put sby downinsult, make sby feel stupidThe students put the substitute teacher downbecause his pants were too short.
put sthg offpostponeWe are putting off our trip until January because of the hurricane.
put sthg outextinguishThe neighbours put the fireout before the firemen arrived.
put sthgtogetherassembleI have to put the cribtogether before the baby arrives.
put up withsby/ sthgtolerateI don't think I can put up with three small children in the car.
put sthg onput clothing/ accessories on your bodyDon't forget to put on your new earrings for the party.
run into sby/ sthgmeet unexpectedlyI ran into an old school-friend at the mall.
run over sby/ sthgdrive a vehicle over a person or thingI accidentally ran over your bicycle in the driveway.
run over/throughsthgrehearse, reviewLet's run over/throughthese lines one more time before the show.
run awayleave unexpectedly, escapeThe child ran away from home and has been missing for three days.
run outhave none leftWe ran out of shampoo so I had to wash my hair with soap.
send sthgbackreturn (usually by mail)My letter got sent back to me because I used the wrong stamp.
set sthg uparrange, organizeOur boss set a meeting upwith the president of the company.

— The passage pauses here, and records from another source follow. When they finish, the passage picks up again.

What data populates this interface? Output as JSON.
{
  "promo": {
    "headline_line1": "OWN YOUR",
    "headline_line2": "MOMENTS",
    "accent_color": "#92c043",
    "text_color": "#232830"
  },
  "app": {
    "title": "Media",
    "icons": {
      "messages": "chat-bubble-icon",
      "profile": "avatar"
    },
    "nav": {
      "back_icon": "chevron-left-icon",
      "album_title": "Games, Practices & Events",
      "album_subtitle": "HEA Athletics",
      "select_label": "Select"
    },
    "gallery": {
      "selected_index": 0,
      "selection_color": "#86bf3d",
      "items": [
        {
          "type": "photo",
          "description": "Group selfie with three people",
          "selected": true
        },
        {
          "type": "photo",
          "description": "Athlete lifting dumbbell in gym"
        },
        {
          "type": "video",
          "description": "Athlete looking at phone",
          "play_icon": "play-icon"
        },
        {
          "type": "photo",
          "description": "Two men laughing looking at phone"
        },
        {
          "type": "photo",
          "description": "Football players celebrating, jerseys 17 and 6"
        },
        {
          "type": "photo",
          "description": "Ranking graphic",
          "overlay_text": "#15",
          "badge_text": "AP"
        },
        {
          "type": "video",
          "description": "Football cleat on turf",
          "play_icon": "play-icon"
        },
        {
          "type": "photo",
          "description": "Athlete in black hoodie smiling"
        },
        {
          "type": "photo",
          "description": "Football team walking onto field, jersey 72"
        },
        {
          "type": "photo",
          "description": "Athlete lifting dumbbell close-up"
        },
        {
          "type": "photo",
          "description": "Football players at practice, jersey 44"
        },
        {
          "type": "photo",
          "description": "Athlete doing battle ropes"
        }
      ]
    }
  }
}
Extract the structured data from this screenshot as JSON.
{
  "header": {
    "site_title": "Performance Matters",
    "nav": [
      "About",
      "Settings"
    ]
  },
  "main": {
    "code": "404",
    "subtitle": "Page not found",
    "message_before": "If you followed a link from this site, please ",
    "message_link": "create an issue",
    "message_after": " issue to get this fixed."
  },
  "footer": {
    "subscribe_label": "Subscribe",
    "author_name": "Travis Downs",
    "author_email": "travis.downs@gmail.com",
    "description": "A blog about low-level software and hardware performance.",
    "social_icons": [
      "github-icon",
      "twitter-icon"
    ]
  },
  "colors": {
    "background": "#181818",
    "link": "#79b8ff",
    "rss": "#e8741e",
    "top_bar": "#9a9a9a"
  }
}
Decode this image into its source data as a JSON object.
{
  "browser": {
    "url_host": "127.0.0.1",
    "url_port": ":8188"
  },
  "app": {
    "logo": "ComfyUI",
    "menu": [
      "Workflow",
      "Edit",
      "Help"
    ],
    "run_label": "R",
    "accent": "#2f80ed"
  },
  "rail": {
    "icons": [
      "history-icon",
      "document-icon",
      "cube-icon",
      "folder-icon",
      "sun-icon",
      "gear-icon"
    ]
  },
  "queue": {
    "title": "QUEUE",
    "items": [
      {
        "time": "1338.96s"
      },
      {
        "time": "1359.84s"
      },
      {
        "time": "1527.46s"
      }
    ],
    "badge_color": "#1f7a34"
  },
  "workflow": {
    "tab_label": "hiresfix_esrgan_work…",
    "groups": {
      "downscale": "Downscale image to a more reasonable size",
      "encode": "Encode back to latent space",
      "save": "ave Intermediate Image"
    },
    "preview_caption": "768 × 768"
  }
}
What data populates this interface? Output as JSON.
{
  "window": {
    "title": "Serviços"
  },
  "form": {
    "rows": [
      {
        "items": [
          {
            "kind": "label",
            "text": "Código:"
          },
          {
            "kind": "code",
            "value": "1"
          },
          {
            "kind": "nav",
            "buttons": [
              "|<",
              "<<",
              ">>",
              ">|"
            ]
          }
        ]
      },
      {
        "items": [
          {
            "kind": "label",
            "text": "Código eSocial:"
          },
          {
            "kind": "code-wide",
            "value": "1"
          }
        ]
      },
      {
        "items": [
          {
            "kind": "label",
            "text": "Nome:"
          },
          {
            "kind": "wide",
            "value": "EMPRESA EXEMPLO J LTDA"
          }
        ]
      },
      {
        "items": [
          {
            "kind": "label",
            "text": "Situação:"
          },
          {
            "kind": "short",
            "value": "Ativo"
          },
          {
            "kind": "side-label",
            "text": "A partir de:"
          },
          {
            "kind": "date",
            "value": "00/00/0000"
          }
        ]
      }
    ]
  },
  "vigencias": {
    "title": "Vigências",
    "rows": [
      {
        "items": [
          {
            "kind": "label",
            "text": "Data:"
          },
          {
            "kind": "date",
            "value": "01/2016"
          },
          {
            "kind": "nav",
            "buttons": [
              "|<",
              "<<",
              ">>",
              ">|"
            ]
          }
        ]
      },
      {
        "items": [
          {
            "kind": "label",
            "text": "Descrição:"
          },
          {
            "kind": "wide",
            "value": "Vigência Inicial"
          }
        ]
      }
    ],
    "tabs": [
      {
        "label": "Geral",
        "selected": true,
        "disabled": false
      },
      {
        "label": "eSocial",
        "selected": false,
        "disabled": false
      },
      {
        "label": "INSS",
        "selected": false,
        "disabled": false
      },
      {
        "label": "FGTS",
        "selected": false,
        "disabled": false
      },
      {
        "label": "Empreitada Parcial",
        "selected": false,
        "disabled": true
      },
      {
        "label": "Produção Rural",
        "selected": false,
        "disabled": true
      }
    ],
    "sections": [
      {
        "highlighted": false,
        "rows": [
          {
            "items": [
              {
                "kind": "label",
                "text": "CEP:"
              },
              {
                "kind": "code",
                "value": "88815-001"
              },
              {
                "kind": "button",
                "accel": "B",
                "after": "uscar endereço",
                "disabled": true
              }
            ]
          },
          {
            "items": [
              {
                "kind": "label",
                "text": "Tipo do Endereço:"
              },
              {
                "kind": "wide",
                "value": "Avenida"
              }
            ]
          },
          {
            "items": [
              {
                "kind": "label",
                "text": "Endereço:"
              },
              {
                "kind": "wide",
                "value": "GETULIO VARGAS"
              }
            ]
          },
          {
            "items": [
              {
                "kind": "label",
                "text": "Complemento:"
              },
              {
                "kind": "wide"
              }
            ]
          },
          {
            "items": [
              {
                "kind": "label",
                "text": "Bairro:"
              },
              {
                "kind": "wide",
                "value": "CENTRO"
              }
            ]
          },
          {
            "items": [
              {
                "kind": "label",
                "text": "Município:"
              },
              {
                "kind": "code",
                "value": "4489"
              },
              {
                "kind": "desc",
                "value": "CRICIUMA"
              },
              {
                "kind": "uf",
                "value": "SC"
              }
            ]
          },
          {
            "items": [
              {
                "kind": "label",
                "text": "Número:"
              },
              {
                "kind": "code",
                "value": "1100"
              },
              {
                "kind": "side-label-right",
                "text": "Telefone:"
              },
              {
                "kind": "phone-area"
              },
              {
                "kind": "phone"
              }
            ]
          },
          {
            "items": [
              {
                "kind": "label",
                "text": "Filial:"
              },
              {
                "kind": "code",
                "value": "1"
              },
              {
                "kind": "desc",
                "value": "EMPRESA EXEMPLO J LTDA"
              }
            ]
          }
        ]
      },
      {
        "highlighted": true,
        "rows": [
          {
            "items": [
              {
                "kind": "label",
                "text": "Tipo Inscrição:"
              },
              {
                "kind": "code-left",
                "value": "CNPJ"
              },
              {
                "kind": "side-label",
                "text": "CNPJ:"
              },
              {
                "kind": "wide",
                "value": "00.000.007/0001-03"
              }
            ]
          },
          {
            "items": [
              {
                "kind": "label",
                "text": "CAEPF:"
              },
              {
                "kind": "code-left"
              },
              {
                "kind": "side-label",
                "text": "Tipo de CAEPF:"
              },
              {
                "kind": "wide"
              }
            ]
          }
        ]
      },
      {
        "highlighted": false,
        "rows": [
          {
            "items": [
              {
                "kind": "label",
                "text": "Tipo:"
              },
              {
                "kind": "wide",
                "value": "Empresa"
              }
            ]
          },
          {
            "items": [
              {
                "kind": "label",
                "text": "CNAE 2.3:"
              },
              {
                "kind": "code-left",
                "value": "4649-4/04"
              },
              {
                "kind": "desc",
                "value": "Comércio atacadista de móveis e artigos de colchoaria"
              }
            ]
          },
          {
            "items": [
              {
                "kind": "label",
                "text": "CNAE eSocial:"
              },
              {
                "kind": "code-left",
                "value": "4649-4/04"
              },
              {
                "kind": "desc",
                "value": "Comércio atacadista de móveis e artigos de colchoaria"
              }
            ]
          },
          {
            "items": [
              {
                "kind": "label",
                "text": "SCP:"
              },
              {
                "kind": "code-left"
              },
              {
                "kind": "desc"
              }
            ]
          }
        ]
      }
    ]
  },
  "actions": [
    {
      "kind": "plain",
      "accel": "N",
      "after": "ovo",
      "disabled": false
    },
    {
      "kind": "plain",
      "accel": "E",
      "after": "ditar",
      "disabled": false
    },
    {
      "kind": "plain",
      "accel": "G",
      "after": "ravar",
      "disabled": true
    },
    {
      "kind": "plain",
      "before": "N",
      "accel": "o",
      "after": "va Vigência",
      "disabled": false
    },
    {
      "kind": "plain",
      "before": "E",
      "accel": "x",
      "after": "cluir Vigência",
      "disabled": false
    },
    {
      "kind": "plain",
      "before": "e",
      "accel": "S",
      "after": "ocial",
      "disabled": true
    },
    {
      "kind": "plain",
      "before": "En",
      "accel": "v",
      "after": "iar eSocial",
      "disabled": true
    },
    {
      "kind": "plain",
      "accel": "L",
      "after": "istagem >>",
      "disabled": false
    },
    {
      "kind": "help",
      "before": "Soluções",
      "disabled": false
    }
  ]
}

set sby uptrick, trapThe police set up the car thief by using a hidden camera.
shop aroundcompare pricesI want to shop around a little before I decide on these boots.
show offact extra special for people watching (usually boastfully)He always shows off on his skateboard
sleep overstay somewhere for the night (informal)You should sleep overtonight if the weather is too bad to drive home.
sort sthg outorganize, resolve a problemWe need to sort the billsout before the first of the month.
stick to sthgcontinue doing sthg, limit yourself to one particular thingYou will lose weight if youstick to the diet.
switch sthgoffstop the energy flow, turn offThe light's too bright. Could you switch it off.
switch sthgonstart the energy flow, turn onWe heard the news as soon as we switched on the car radio.
take after sbyresemble a family memberI take after my mother. We are both impatient.
take sthgapartpurposely break into piecesHe took the car brakesapart and found the problem.
take sthgbackreturn an itemI have to take our new TVback because it doesn't work.
take offstart to flyMy plane takes off in five minutes.
take sthg offremove sthg (usually clothing)Take off your socks and shoes and come in the lake!
take sthg outremove from a place or thingCan you take the garbageout to the street for me?
take sby outpay for sby to go somewhere with youMy grandparents took usout for dinner and a movie.
tear sthg uprip into piecesI tore up my ex-boyfriend's letters and gave them back to him.
think backremember (often + to, sometimes + on)When I think back on my youth, I wish I had studied harder.
think sthgoverconsiderI'll have to think this job offer over before I make my final decision.
throw sthgawaydispose ofWe threw our old furnitureaway when we won the lottery.
turn sthgdowndecrease the volume or strength (heat, light etc)Please turn the TV downwhile the guests are here.
turn sthgdownrefuseI turned the job downbecause I don't want to move.
turn sthg offstop the energy flow, switch offYour mother wants you toturn the TV off and come for dinner.
turn sthg onstart the energy, switch onIt's too dark in here. Let'sturn some lights on.
turn sthg upincrease the volume or strength (heat, light etc)Can you turn the music up? This is my favourite song.
turn upappear suddenlyOur cat turned up after we put posters up all over the neighbourhood.
try sthg onsample clothingI'm going to try these jeanson, but I don't think they will fit.
try sthg outtestI am going to try this new brand of detergent out.
use sthg upfinish the supplyThe kids used all of the toothpaste up so we need to buy some more.
wake upstop sleepingWe have to wake up early for work on Monday.
warm sby/ sthg upincrease the temperatureYou can warm your feet upin front of the fireplace.
warm upprepare body for exerciseI always warm up by doing sit-ups before I go for a run.
wear offfade awayMost of my make-up wore off before I got to the party.
work outexerciseI work out at the gym three times a week.
work outbe successfulOur plan worked out fine.
work sthg outmake a calculationWe have to work out the total cost before we buy the house.